Lit.: Cevc and Rozman 1976, pp. 54–56, Cat. and Fig. No. 38 (Venetian, mid-14C or somewhat later – attribution and dating tentative, text A. Cevc and K. Prijatelj); Zeri [& Rozman] 1983, p. 99, Cat. No. 1, Fig. 2; De Marchi 1995, pp. 314–315, Cat. No. and Fig. 181 (as Marco di Paolo Veneziano – Master of the Polyptych of San Silvestro); De Marchi 1996, pp. 241–256, Fig. 13 (Marco di Paolo Veneziano).

From the High Middle Ages to the Renaissance
In the High Middle Ages religious art prevailed that spread through the Slovenian lands first from monasteries and then from major regional centres, particularly, Gorizia, Villach and Ljubljana. Gothic art persisted even after the dawn of the Renaissance, but in the 16th century artistic production almost came to a standstill due to Turkish invasions, peasant uprisings and Protestantism which was averse to the fine arts. 
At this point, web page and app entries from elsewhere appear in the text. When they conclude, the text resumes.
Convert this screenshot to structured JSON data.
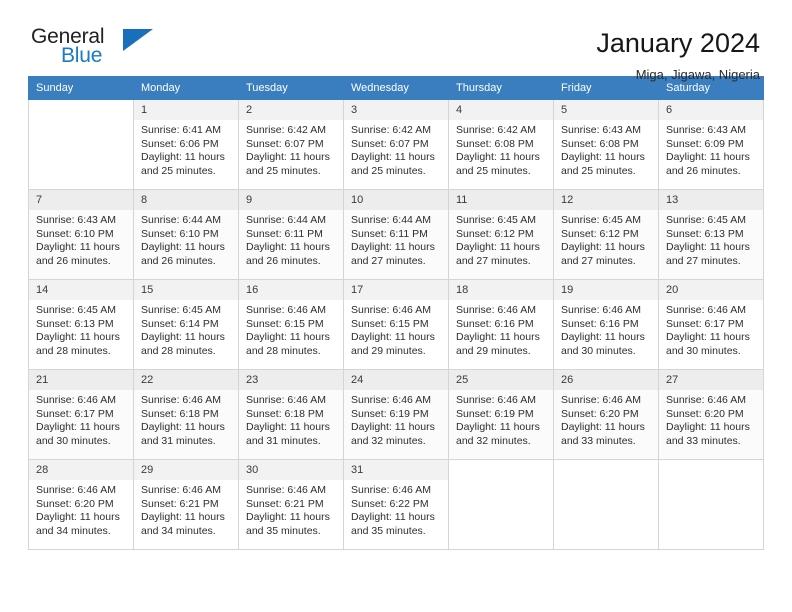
{
  "brand": {
    "name_part1": "General",
    "name_part2": "Blue",
    "accent_color": "#1a7ac4",
    "triangle_icon": "triangle-icon"
  },
  "header": {
    "title": "January 2024",
    "location": "Miga, Jigawa, Nigeria"
  },
  "calendar": {
    "header_bg": "#3a7ebf",
    "weekdays": [
      "Sunday",
      "Monday",
      "Tuesday",
      "Wednesday",
      "Thursday",
      "Friday",
      "Saturday"
    ],
    "weeks": [
      [
        {
          "day": "",
          "sunrise": "",
          "sunset": "",
          "daylight_line1": "",
          "daylight_line2": ""
        },
        {
          "day": "1",
          "sunrise": "Sunrise: 6:41 AM",
          "sunset": "Sunset: 6:06 PM",
          "daylight_line1": "Daylight: 11 hours",
          "daylight_line2": "and 25 minutes."
        },
        {
          "day": "2",
          "sunrise": "Sunrise: 6:42 AM",
          "sunset": "Sunset: 6:07 PM",
          "daylight_line1": "Daylight: 11 hours",
          "daylight_line2": "and 25 minutes."
        },
        {
          "day": "3",
          "sunrise": "Sunrise: 6:42 AM",
          "sunset": "Sunset: 6:07 PM",
          "daylight_line1": "Daylight: 11 hours",
          "daylight_line2": "and 25 minutes."
        },
        {
          "day": "4",
          "sunrise": "Sunrise: 6:42 AM",
          "sunset": "Sunset: 6:08 PM",
          "daylight_line1": "Daylight: 11 hours",
          "daylight_line2": "and 25 minutes."
        },
        {
          "day": "5",
          "sunrise": "Sunrise: 6:43 AM",
          "sunset": "Sunset: 6:08 PM",
          "daylight_line1": "Daylight: 11 hours",
          "daylight_line2": "and 25 minutes."
        },
        {
          "day": "6",
          "sunrise": "Sunrise: 6:43 AM",
          "sunset": "Sunset: 6:09 PM",
          "daylight_line1": "Daylight: 11 hours",
          "daylight_line2": "and 26 minutes."
        }
      ],
      [
        {
          "day": "7",
          "sunrise": "Sunrise: 6:43 AM",
          "sunset": "Sunset: 6:10 PM",
          "daylight_line1": "Daylight: 11 hours",
          "daylight_line2": "and 26 minutes."
        },
        {
          "day": "8",
          "sunrise": "Sunrise: 6:44 AM",
          "sunset": "Sunset: 6:10 PM",
          "daylight_line1": "Daylight: 11 hours",
          "daylight_line2": "and 26 minutes."
        },
        {
          "day": "9",
          "sunrise": "Sunrise: 6:44 AM",
          "sunset": "Sunset: 6:11 PM",
          "daylight_line1": "Daylight: 11 hours",
          "daylight_line2": "and 26 minutes."
        },
        {
          "day": "10",
          "sunrise": "Sunrise: 6:44 AM",
          "sunset": "Sunset: 6:11 PM",
          "daylight_line1": "Daylight: 11 hours",
          "daylight_line2": "and 27 minutes."
        },
        {
          "day": "11",
          "sunrise": "Sunrise: 6:45 AM",
          "sunset": "Sunset: 6:12 PM",
          "daylight_line1": "Daylight: 11 hours",
          "daylight_line2": "and 27 minutes."
        },
        {
          "day": "12",
          "sunrise": "Sunrise: 6:45 AM",
          "sunset": "Sunset: 6:12 PM",
          "daylight_line1": "Daylight: 11 hours",
          "daylight_line2": "and 27 minutes."
        },
        {
          "day": "13",
          "sunrise": "Sunrise: 6:45 AM",
          "sunset": "Sunset: 6:13 PM",
          "daylight_line1": "Daylight: 11 hours",
          "daylight_line2": "and 27 minutes."
        }
      ],
      [
        {
          "day": "14",
          "sunrise": "Sunrise: 6:45 AM",
          "sunset": "Sunset: 6:13 PM",
          "daylight_line1": "Daylight: 11 hours",
          "daylight_line2": "and 28 minutes."
        },
        {
          "day": "15",
          "sunrise": "Sunrise: 6:45 AM",
          "sunset": "Sunset: 6:14 PM",
          "daylight_line1": "Daylight: 11 hours",
          "daylight_line2": "and 28 minutes."
        },
        {
          "day": "16",
          "sunrise": "Sunrise: 6:46 AM",
          "sunset": "Sunset: 6:15 PM",
          "daylight_line1": "Daylight: 11 hours",
          "daylight_line2": "and 28 minutes."
        },
        {
          "day": "17",
          "sunrise": "Sunrise: 6:46 AM",
          "sunset": "Sunset: 6:15 PM",
          "daylight_line1": "Daylight: 11 hours",
          "daylight_line2": "and 29 minutes."
        },
        {
          "day": "18",
          "sunrise": "Sunrise: 6:46 AM",
          "sunset": "Sunset: 6:16 PM",
          "daylight_line1": "Daylight: 11 hours",
          "daylight_line2": "and 29 minutes."
        },
        {
          "day": "19",
          "sunrise": "Sunrise: 6:46 AM",
          "sunset": "Sunset: 6:16 PM",
          "daylight_line1": "Daylight: 11 hours",
          "daylight_line2": "and 30 minutes."
        },
        {
          "day": "20",
          "sunrise": "Sunrise: 6:46 AM",
          "sunset": "Sunset: 6:17 PM",
          "daylight_line1": "Daylight: 11 hours",
          "daylight_line2": "and 30 minutes."
        }
      ],
      [
        {
          "day": "21",
          "sunrise": "Sunrise: 6:46 AM",
          "sunset": "Sunset: 6:17 PM",
          "daylight_line1": "Daylight: 11 hours",
          "daylight_line2": "and 30 minutes."
        },
        {
          "day": "22",
          "sunrise": "Sunrise: 6:46 AM",
          "sunset": "Sunset: 6:18 PM",
          "daylight_line1": "Daylight: 11 hours",
          "daylight_line2": "and 31 minutes."
        },
        {
          "day": "23",
          "sunrise": "Sunrise: 6:46 AM",
          "sunset": "Sunset: 6:18 PM",
          "daylight_line1": "Daylight: 11 hours",
          "daylight_line2": "and 31 minutes."
        },
        {
          "day": "24",
          "sunrise": "Sunrise: 6:46 AM",
          "sunset": "Sunset: 6:19 PM",
          "daylight_line1": "Daylight: 11 hours",
          "daylight_line2": "and 32 minutes."
        },
        {
          "day": "25",
          "sunrise": "Sunrise: 6:46 AM",
          "sunset": "Sunset: 6:19 PM",
          "daylight_line1": "Daylight: 11 hours",
          "daylight_line2": "and 32 minutes."
        },
        {
          "day": "26",
          "sunrise": "Sunrise: 6:46 AM",
          "sunset": "Sunset: 6:20 PM",
          "daylight_line1": "Daylight: 11 hours",
          "daylight_line2": "and 33 minutes."
        },
        {
          "day": "27",
          "sunrise": "Sunrise: 6:46 AM",
          "sunset": "Sunset: 6:20 PM",
          "daylight_line1": "Daylight: 11 hours",
          "daylight_line2": "and 33 minutes."
        }
      ],
      [
        {
          "day": "28",
          "sunrise": "Sunrise: 6:46 AM",
          "sunset": "Sunset: 6:20 PM",
          "daylight_line1": "Daylight: 11 hours",
          "daylight_line2": "and 34 minutes."
        },
        {
          "day": "29",
          "sunrise": "Sunrise: 6:46 AM",
          "sunset": "Sunset: 6:21 PM",
          "daylight_line1": "Daylight: 11 hours",
          "daylight_line2": "and 34 minutes."
        },
        {
          "day": "30",
          "sunrise": "Sunrise: 6:46 AM",
          "sunset": "Sunset: 6:21 PM",
          "daylight_line1": "Daylight: 11 hours",
          "daylight_line2": "and 35 minutes."
        },
        {
          "day": "31",
          "sunrise": "Sunrise: 6:46 AM",
          "sunset": "Sunset: 6:22 PM",
          "daylight_line1": "Daylight: 11 hours",
          "daylight_line2": "and 35 minutes."
        },
        {
          "day": "",
          "sunrise": "",
          "sunset": "",
          "daylight_line1": "",
          "daylight_line2": ""
        },
        {
          "day": "",
          "sunrise": "",
          "sunset": "",
          "daylight_line1": "",
          "daylight_line2": ""
        },
        {
          "day": "",
          "sunrise": "",
          "sunset": "",
          "daylight_line1": "",
          "daylight_line2": ""
        }
      ]
    ]
  }
}
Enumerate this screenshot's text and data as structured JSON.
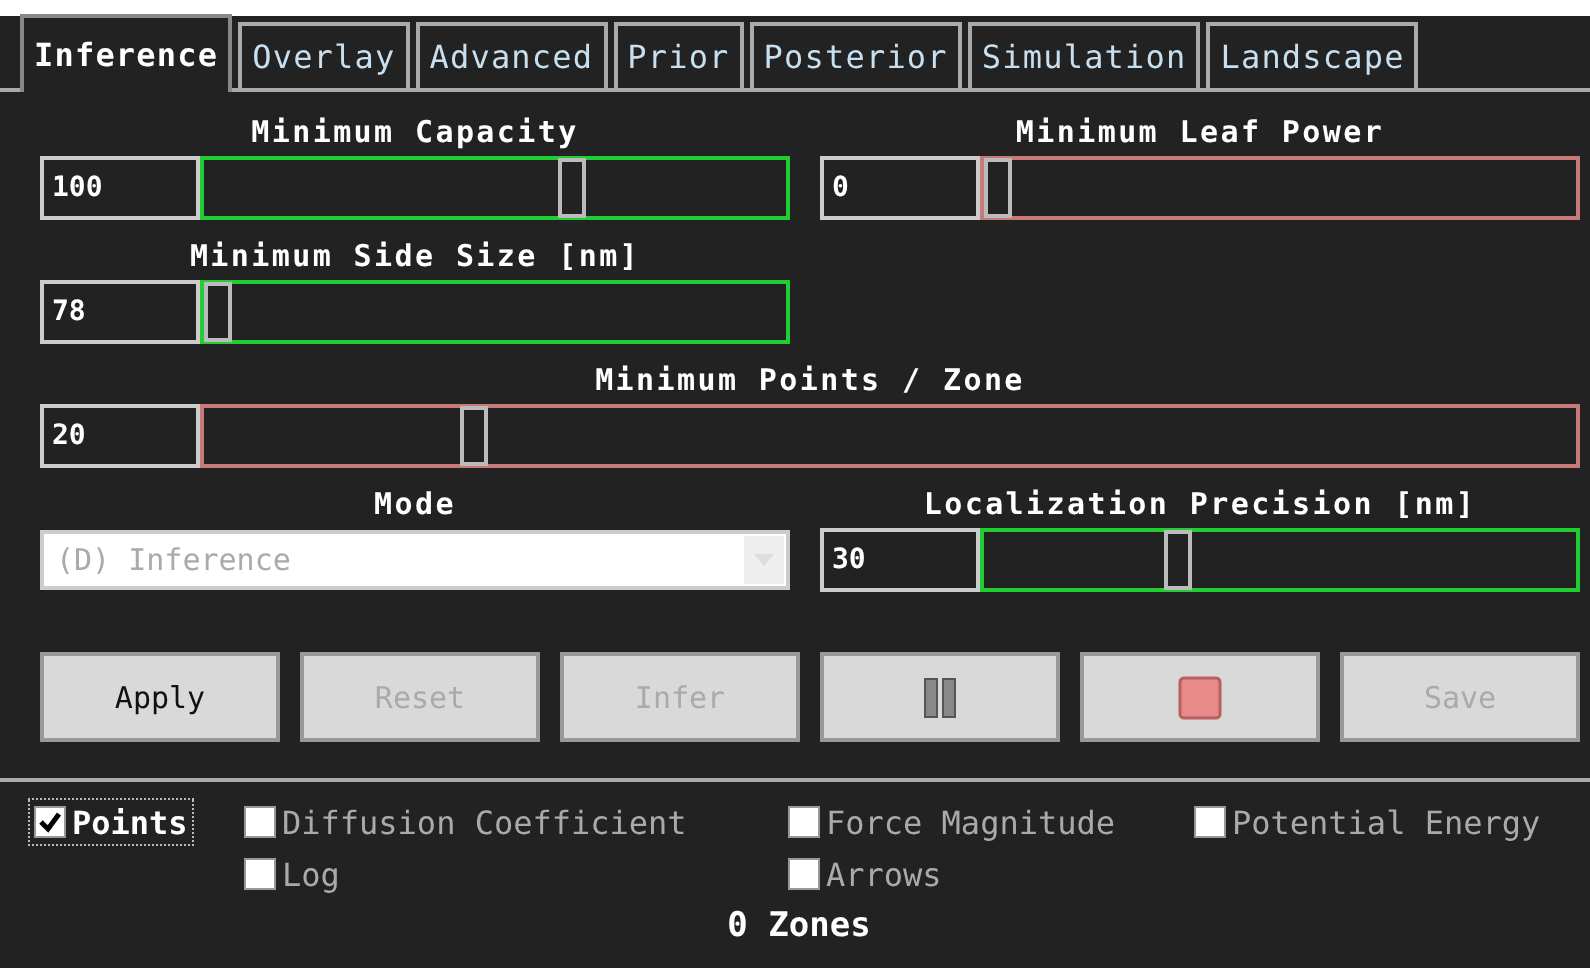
{
  "tabs": [
    {
      "label": "Inference",
      "selected": true
    },
    {
      "label": "Overlay",
      "selected": false
    },
    {
      "label": "Advanced",
      "selected": false
    },
    {
      "label": "Prior",
      "selected": false
    },
    {
      "label": "Posterior",
      "selected": false
    },
    {
      "label": "Simulation",
      "selected": false
    },
    {
      "label": "Landscape",
      "selected": false
    }
  ],
  "rows": [
    {
      "items": [
        {
          "kind": "slider",
          "label": "Minimum Capacity",
          "value": "100",
          "level": 0.64,
          "valid": true
        },
        {
          "kind": "slider",
          "label": "Minimum Leaf Power",
          "value": "0",
          "level": 0,
          "valid": false
        }
      ]
    },
    {
      "items": [
        {
          "kind": "slider",
          "label": "Minimum Side Size [nm]",
          "value": "78",
          "level": 0,
          "valid": true
        }
      ]
    },
    {
      "items": [
        {
          "kind": "wide-slider",
          "label": "Minimum Points / Zone",
          "value": "20",
          "level": 0.19,
          "valid": false
        }
      ]
    },
    {
      "items": [
        {
          "kind": "dropdown",
          "label": "Mode",
          "value": "(D) Inference",
          "disabled": true
        },
        {
          "kind": "slider",
          "label": "Localization Precision [nm]",
          "value": "30",
          "level": 0.32,
          "valid": true
        }
      ]
    }
  ],
  "buttons": [
    {
      "kind": "text",
      "label": "Apply",
      "disabled": false
    },
    {
      "kind": "text",
      "label": "Reset",
      "disabled": true
    },
    {
      "kind": "text",
      "label": "Infer",
      "disabled": true
    },
    {
      "kind": "pause",
      "disabled": true
    },
    {
      "kind": "stop",
      "disabled": false
    },
    {
      "kind": "text",
      "label": "Save",
      "disabled": true
    }
  ],
  "option_rows": [
    {
      "items": [
        {
          "label": "Points",
          "checked": true,
          "focused": true,
          "disabled": false
        },
        {
          "label": "Diffusion Coefficient",
          "checked": false,
          "focused": false,
          "disabled": true
        },
        {
          "label": "Force Magnitude",
          "checked": false,
          "focused": false,
          "disabled": true
        },
        {
          "label": "Potential Energy",
          "checked": false,
          "focused": false,
          "disabled": true
        }
      ]
    },
    {
      "items": [
        {
          "label": "Log",
          "checked": false,
          "focused": false,
          "disabled": true
        },
        {
          "label": "Arrows",
          "checked": false,
          "focused": false,
          "disabled": true
        }
      ]
    }
  ],
  "status": "0 Zones"
}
The leading position in Gothic painting belongs to frescoes. The collection presents a few examples of original fragments and several copies which illustrate the most frequent motifs, such as St Christopher, St George, the Procession and the Adoration of the Magi, etc., and a few special motifs, such as Sunday Christ and the Dance of Death. Along with numerous masters with provisional names we also know several artists by name and their idiosyncratic oeuvres, e.g. Johannes Aquila, Johannes de Laybaco, Master Bolfgang. Their production was part of the contemporary art scene in the sub-Alpine space, where from old times onwards stylistic influences of northern and southern countries had been intertwined. 

Numerous medieval sculpture workshops supplied reliefs and statues to churches for their altars. Crucified Christ, Madonna and Child, and Pietà rank among the characteristic religious motifs. The earliest sculptural pieces still demonstrate Romanesque vestiges, but the main body of exhibits are stylistically determined by the Gothic style which in some areas of Carniola, Styria and Carinthia lasted deep into the 16th century. The zenith of Gothic sculpture in Slovenia is represented by the works of the Ptujska gora sculpture workshop represented by The Beautiful Madona and the Pietà from Podsreda. To the period of the so-called late Gothic baroque style around 1500 belong the Virgin with ChildSt Catherine and St Magdalene from Avče, and the extraordinarily expressive Christ Crucified from Dramlje. Renaissance sculpture is represented by plaster casts of the Bishop Ravbar epitaph and two reliefs of St Andrew’s altar from Gornji Grad by Oswald Kittel.